*** Opening of Data listing ***

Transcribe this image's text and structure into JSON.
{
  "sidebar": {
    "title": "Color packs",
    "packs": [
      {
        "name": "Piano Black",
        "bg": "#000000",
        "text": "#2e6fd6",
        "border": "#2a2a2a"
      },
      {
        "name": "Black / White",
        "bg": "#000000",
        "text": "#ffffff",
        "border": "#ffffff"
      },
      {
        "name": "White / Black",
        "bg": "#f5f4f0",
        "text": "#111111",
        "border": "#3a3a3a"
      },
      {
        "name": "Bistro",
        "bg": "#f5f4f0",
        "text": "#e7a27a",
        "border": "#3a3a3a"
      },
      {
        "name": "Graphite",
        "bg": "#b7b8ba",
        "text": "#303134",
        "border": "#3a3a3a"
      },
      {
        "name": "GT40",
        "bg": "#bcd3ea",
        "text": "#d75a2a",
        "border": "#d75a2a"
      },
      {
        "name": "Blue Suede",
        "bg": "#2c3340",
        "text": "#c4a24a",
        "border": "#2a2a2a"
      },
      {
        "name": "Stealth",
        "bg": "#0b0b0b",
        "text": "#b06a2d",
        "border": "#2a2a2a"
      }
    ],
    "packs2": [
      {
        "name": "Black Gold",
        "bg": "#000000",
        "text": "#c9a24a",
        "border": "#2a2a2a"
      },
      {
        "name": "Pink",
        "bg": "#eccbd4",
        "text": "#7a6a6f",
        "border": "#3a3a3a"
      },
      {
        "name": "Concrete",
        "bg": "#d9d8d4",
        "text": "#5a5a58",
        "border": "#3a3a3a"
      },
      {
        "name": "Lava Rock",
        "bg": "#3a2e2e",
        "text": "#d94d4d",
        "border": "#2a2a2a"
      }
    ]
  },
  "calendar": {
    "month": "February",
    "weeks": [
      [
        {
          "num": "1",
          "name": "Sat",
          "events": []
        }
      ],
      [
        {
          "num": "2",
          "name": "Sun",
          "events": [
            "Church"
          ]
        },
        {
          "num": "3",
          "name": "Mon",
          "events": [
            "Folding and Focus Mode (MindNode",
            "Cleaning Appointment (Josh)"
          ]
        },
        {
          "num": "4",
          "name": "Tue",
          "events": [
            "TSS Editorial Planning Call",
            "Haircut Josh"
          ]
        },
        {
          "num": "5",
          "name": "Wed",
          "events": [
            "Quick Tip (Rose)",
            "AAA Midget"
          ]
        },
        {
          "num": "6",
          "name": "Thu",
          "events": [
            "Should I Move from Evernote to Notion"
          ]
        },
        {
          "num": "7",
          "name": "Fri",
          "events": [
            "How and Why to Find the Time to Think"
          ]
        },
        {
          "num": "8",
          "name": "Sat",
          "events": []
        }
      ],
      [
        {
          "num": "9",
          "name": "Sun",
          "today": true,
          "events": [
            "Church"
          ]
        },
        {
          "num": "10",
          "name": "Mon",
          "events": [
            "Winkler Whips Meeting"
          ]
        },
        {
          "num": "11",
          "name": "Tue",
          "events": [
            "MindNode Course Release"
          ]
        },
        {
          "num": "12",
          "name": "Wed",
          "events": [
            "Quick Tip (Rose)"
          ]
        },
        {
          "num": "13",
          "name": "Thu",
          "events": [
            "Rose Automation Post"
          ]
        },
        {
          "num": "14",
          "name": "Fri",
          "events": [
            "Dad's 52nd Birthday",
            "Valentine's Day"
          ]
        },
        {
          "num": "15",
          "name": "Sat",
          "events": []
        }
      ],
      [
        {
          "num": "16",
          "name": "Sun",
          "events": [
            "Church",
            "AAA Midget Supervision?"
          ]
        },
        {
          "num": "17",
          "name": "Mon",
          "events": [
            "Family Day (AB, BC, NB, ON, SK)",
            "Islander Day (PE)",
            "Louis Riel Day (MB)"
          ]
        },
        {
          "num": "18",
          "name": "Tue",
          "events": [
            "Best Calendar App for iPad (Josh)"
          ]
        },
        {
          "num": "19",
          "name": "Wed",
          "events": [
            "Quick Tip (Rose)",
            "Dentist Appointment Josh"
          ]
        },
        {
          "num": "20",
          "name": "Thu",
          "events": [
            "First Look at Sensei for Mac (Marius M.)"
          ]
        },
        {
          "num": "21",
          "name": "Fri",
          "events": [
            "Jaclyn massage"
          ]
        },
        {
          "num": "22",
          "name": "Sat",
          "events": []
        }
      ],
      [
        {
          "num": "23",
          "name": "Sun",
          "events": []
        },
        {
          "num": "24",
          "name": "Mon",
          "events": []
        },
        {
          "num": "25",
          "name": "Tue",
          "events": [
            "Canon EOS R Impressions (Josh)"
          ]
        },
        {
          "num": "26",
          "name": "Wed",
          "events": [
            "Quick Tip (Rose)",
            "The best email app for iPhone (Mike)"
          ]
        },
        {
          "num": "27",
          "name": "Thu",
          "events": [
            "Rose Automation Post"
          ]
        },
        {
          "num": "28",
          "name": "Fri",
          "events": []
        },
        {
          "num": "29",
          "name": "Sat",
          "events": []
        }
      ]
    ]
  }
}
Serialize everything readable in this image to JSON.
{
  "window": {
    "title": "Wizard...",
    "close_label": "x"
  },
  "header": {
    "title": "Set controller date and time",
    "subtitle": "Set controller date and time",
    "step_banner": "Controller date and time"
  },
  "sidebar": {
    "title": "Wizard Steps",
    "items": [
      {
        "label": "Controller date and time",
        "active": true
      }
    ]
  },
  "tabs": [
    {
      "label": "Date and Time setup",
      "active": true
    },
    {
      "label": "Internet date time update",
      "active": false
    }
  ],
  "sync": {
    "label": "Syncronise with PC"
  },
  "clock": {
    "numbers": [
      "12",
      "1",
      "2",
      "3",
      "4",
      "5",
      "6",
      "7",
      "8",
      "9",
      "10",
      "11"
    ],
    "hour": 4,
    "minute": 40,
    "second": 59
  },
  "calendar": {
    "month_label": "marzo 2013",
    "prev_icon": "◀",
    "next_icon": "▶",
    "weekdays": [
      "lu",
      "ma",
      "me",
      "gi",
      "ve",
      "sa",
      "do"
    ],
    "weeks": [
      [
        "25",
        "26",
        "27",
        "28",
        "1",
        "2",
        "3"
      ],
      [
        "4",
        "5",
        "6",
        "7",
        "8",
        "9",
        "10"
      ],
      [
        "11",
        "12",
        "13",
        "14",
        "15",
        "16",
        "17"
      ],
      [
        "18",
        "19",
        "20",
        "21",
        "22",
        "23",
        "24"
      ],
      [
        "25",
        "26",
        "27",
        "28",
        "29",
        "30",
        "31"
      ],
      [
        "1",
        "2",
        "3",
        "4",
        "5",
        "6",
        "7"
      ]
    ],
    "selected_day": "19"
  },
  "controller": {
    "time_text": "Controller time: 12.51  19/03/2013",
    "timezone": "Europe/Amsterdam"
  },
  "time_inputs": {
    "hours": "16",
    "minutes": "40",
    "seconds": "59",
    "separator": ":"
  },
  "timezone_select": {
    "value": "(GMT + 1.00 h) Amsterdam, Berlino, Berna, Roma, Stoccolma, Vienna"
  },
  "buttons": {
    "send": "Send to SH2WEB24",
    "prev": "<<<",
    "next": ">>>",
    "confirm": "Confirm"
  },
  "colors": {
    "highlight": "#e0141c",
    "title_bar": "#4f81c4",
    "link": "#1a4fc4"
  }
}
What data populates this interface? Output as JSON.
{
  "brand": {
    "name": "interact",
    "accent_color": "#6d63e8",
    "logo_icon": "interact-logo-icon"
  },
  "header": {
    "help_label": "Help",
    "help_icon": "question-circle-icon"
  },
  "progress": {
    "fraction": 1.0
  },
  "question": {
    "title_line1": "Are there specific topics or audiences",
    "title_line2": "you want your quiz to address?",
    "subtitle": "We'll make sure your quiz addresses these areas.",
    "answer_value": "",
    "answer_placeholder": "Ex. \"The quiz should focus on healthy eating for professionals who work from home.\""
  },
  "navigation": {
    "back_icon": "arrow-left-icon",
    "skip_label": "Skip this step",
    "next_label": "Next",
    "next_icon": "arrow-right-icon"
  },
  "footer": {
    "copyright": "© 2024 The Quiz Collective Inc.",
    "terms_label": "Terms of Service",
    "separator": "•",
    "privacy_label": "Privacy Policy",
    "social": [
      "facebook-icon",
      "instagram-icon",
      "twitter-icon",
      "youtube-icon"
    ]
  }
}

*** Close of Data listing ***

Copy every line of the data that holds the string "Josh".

            "Cleaning Appointment (Josh)"
            "Haircut Josh"
            "Best Calendar App for iPad (Josh)"
            "Dentist Appointment Josh"
            "Canon EOS R Impressions (Josh)"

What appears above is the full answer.